Try it —
Every entry below should be reproduced exactly; no picture is to be included.

Interface dataset entries —
····················
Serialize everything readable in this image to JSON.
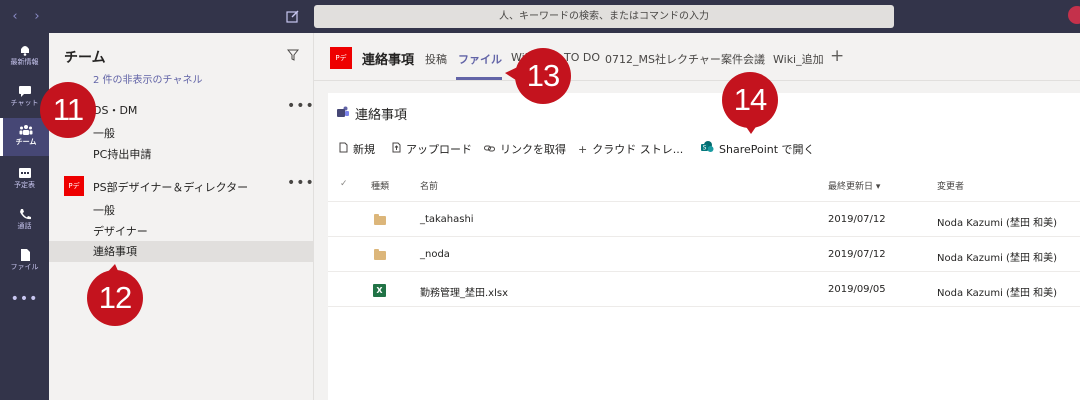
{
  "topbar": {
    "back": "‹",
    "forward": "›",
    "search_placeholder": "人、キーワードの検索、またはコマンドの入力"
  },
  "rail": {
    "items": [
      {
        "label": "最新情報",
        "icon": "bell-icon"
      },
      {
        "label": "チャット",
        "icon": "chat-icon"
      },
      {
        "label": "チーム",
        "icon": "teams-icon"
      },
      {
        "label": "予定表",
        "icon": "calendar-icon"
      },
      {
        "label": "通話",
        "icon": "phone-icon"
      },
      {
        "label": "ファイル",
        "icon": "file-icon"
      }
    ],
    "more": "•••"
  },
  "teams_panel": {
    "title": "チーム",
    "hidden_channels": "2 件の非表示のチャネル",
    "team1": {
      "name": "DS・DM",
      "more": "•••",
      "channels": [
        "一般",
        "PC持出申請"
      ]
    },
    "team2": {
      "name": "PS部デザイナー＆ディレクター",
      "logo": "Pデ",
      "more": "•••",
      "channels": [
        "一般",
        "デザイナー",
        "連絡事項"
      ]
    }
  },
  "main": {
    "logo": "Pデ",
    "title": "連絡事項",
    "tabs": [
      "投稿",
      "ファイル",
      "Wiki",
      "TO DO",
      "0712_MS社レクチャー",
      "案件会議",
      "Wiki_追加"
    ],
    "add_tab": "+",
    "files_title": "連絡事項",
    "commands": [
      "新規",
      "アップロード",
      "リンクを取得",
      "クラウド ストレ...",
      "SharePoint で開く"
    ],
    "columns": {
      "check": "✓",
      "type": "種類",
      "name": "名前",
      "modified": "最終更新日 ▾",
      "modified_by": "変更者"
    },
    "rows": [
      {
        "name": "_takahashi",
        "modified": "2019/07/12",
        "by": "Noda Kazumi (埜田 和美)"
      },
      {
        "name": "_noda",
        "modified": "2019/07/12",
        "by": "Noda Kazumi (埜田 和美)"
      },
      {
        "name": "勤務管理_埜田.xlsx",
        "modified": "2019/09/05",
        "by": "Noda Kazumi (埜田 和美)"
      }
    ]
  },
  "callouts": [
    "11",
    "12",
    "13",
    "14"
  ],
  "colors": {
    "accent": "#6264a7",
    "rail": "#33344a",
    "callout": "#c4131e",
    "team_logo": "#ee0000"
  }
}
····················
Result below —
Serialize everything readable in this image to JSON.
{
  "topbar": {
    "back": "‹",
    "forward": "›",
    "search_placeholder": "人、キーワードの検索、またはコマンドの入力"
  },
  "rail": {
    "items": [
      {
        "label": "最新情報",
        "icon": "bell-icon"
      },
      {
        "label": "チャット",
        "icon": "chat-icon"
      },
      {
        "label": "チーム",
        "icon": "teams-icon"
      },
      {
        "label": "予定表",
        "icon": "calendar-icon"
      },
      {
        "label": "通話",
        "icon": "phone-icon"
      },
      {
        "label": "ファイル",
        "icon": "file-icon"
      }
    ],
    "more": "•••"
  },
  "teams_panel": {
    "title": "チーム",
    "hidden_channels": "2 件の非表示のチャネル",
    "team1": {
      "name": "DS・DM",
      "more": "•••",
      "channels": [
        "一般",
        "PC持出申請"
      ]
    },
    "team2": {
      "name": "PS部デザイナー＆ディレクター",
      "logo": "Pデ",
      "more": "•••",
      "channels": [
        "一般",
        "デザイナー",
        "連絡事項"
      ]
    }
  },
  "main": {
    "logo": "Pデ",
    "title": "連絡事項",
    "tabs": [
      "投稿",
      "ファイル",
      "Wiki",
      "TO DO",
      "0712_MS社レクチャー",
      "案件会議",
      "Wiki_追加"
    ],
    "add_tab": "+",
    "files_title": "連絡事項",
    "commands": [
      "新規",
      "アップロード",
      "リンクを取得",
      "クラウド ストレ...",
      "SharePoint で開く"
    ],
    "columns": {
      "check": "✓",
      "type": "種類",
      "name": "名前",
      "modified": "最終更新日 ▾",
      "modified_by": "変更者"
    },
    "rows": [
      {
        "name": "_takahashi",
        "modified": "2019/07/12",
        "by": "Noda Kazumi (埜田 和美)"
      },
      {
        "name": "_noda",
        "modified": "2019/07/12",
        "by": "Noda Kazumi (埜田 和美)"
      },
      {
        "name": "勤務管理_埜田.xlsx",
        "modified": "2019/09/05",
        "by": "Noda Kazumi (埜田 和美)"
      }
    ]
  },
  "callouts": [
    "11",
    "12",
    "13",
    "14"
  ],
  "colors": {
    "accent": "#6264a7",
    "rail": "#33344a",
    "callout": "#c4131e",
    "team_logo": "#ee0000"
  }
}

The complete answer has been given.